The public discussion on the topic expanded to include concerns about the state’s proposed sex education curriculum, specifically a program called “Teen Talk” that many parents find too explicit for preteens and young high schoolers. The district has already assured parents that it is not using “Teen Talk,” and has modified the state program to reflect community sensibilities. Parents are invited to review the material, and may opt out if they choose.
Still, many parents oppose the content as it relates to sexually transmitted disease and gender identity. Some claim that it is medically inaccurate, encourages young people to prematurely explore their sexuality, and offers confusing definitions of gender. “You can be a boy today and a girl tomorrow; you can be both, you can be neither,” one speaker said of the curriculum’s focus.
“The child will be taught things we don’t even discuss at home,” said a youth chaplain.
“The curriculum discusses differences,” another said, “but it does not address equality. I’m appalled by it. Kids are not social experiments.”
A word to the wise
Many of the public speakers were the same ones who had appeared at the May board meeting to oppose the district’s announced kickoff of the new sex education program, slated for June. The board subsequently voted to delay it.
Trustee Brenda Lebsack agreed with the points made by constituents at this, and previous, meetings. “Some of this sounds insane,” she said, and asked for a definition of the “gender expansion” the state is telling school districts to teach. “Can we narrow this down?” she asked. “Can we say that gender is not unlimited?” She also asked for a definition of “perceived,” and motioned that the language in those particular policy sections be reviewed by an attorney before the board voted on them.
Superintendent Gunn Marie Hansen noted that some of the language Lebsack was objecting to was not actually in the board policy. “I’m just concerned with the language suggesting that gender is something that can be infinite,” Lebsack confirmed.
Kathy Moffat agreed that “enlightenment on what ‘perceived’ means” would be helpful. “It might be referring to the perception of the onlooker,” she suggested, “not the individual.”

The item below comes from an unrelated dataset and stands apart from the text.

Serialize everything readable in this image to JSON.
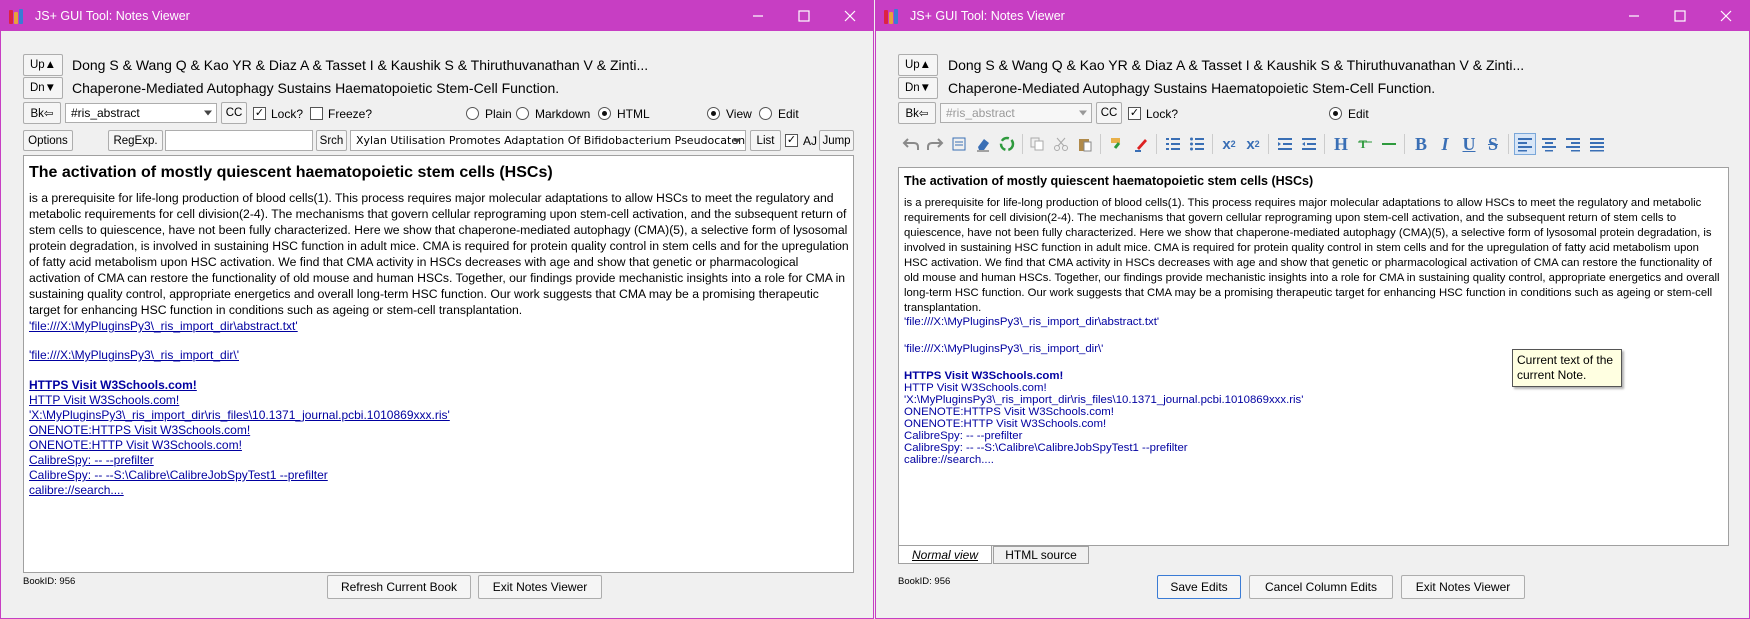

The board agreed to pull the policy sections on bullying, non-discrimination and hate behavior, before approving the rest of the updated material. Those sections will be readdressed at a future board meeting.